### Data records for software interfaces
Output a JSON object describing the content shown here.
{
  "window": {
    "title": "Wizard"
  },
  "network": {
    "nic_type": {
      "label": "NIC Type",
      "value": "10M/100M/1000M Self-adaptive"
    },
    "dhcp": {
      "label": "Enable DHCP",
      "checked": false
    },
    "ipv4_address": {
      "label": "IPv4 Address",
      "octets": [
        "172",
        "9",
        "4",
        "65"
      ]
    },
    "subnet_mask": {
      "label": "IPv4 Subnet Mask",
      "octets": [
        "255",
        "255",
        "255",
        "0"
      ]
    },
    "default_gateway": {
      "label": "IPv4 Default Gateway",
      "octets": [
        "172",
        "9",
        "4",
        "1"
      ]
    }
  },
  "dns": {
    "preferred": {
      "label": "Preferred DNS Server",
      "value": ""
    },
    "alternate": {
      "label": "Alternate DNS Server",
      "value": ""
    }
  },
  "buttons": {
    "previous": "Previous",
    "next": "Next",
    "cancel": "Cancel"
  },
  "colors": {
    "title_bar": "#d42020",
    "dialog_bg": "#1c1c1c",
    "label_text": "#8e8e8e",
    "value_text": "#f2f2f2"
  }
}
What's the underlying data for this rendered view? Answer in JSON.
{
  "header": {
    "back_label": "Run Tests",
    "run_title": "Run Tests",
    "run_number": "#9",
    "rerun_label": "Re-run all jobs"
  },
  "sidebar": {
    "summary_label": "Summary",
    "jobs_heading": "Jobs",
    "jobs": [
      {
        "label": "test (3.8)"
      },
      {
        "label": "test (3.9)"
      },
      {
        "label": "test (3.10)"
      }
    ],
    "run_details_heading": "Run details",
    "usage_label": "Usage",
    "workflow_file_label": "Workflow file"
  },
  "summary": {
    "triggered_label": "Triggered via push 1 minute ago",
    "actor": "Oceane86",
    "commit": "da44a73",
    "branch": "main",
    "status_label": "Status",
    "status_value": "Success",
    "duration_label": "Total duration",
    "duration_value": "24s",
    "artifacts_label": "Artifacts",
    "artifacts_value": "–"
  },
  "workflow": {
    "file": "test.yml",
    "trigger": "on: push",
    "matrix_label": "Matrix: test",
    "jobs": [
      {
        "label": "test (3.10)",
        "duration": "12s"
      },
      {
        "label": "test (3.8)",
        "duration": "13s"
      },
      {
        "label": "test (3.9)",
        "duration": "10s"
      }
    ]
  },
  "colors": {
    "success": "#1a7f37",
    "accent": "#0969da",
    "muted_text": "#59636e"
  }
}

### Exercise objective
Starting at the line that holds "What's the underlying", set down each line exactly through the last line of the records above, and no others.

### Answer below
What's the underlying data for this rendered view? Answer in JSON.
{
  "header": {
    "back_label": "Run Tests",
    "run_title": "Run Tests",
    "run_number": "#9",
    "rerun_label": "Re-run all jobs"
  },
  "sidebar": {
    "summary_label": "Summary",
    "jobs_heading": "Jobs",
    "jobs": [
      {
        "label": "test (3.8)"
      },
      {
        "label": "test (3.9)"
      },
      {
        "label": "test (3.10)"
      }
    ],
    "run_details_heading": "Run details",
    "usage_label": "Usage",
    "workflow_file_label": "Workflow file"
  },
  "summary": {
    "triggered_label": "Triggered via push 1 minute ago",
    "actor": "Oceane86",
    "commit": "da44a73",
    "branch": "main",
    "status_label": "Status",
    "status_value": "Success",
    "duration_label": "Total duration",
    "duration_value": "24s",
    "artifacts_label": "Artifacts",
    "artifacts_value": "–"
  },
  "workflow": {
    "file": "test.yml",
    "trigger": "on: push",
    "matrix_label": "Matrix: test",
    "jobs": [
      {
        "label": "test (3.10)",
        "duration": "12s"
      },
      {
        "label": "test (3.8)",
        "duration": "13s"
      },
      {
        "label": "test (3.9)",
        "duration": "10s"
      }
    ]
  },
  "colors": {
    "success": "#1a7f37",
    "accent": "#0969da",
    "muted_text": "#59636e"
  }
}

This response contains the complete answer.